    As operators concentrate on improvements in radio frequency (RF) amplifiers, new network architectures and topologies, fresh air cooling solutions and the use of sustainable energy solutions for off-grid locations, Pike Research believes that a significant opportunity exists to dramatically improve the efficiency and environmental impact of mobile networks. Our analysis indicates that there are sufficient technology and process improvements that could reduce 2013 infrastructure emissions by at least 101 million tons of carbon dioxide equivalent (MtCO2e), a decrease of 42 percent from business-as-usual (BAU) trendlines. Other key factors supporting this trend include government emissions mandates in most parts of the world, along with operators’ increasing shift away from capex-only business case analysis to a total cost of ownership (TCO) approach for purposes of calculating return on investment (ROI) for major infrastructure upgrades. This report examines some of the key opportunities and business case scenarios for achieving these reductions.

    The Pike Research report web site has more details.

    Green Telecom Networks

    Energy Efficiency, Renewable Power, and Carbon Emissions
    Reductions for Fixed and Mobile Telecommunications Networks

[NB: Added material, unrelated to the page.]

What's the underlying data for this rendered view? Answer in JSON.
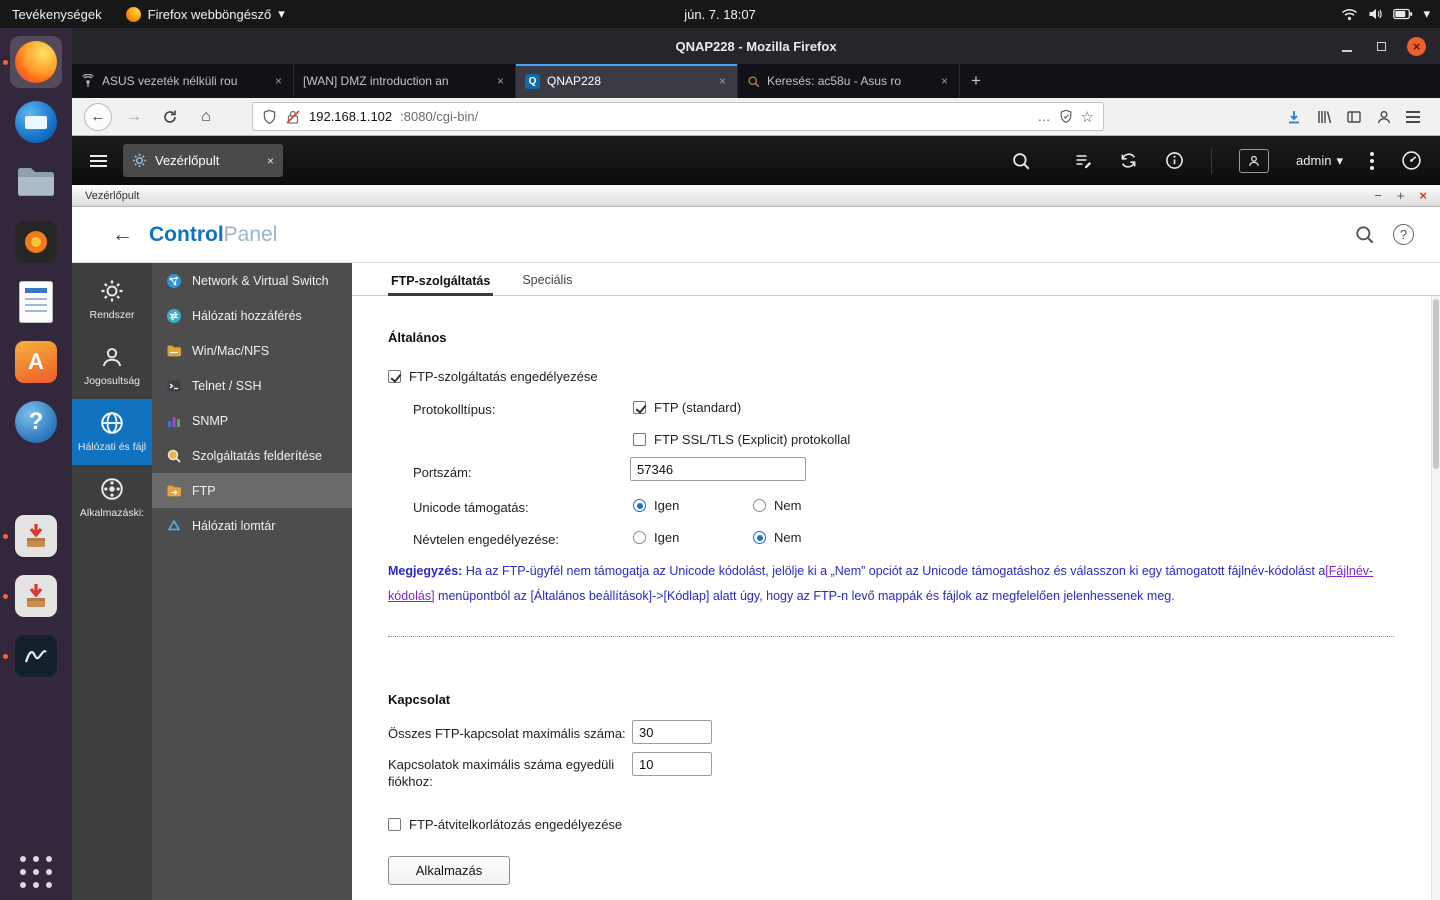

    Green TelecomEnergy consumption is one of the leading drivers of operating expenses for both fixed and mobile network operators.  Reliable access to electricity is limited in many developing countries that are currently the high-growth markets for telecommunications.  At the same time, many operators have adopted corporate social responsibility initiatives with a goal of reducing their networks’ carbon footprints, and network infrastructure vendors are striving to gain competitive advantage by reducing the power requirements of their equipment.  All of these factors will continue to converge over the next several years, creating significant market potential for greener telecom networks.

    Click to read more ...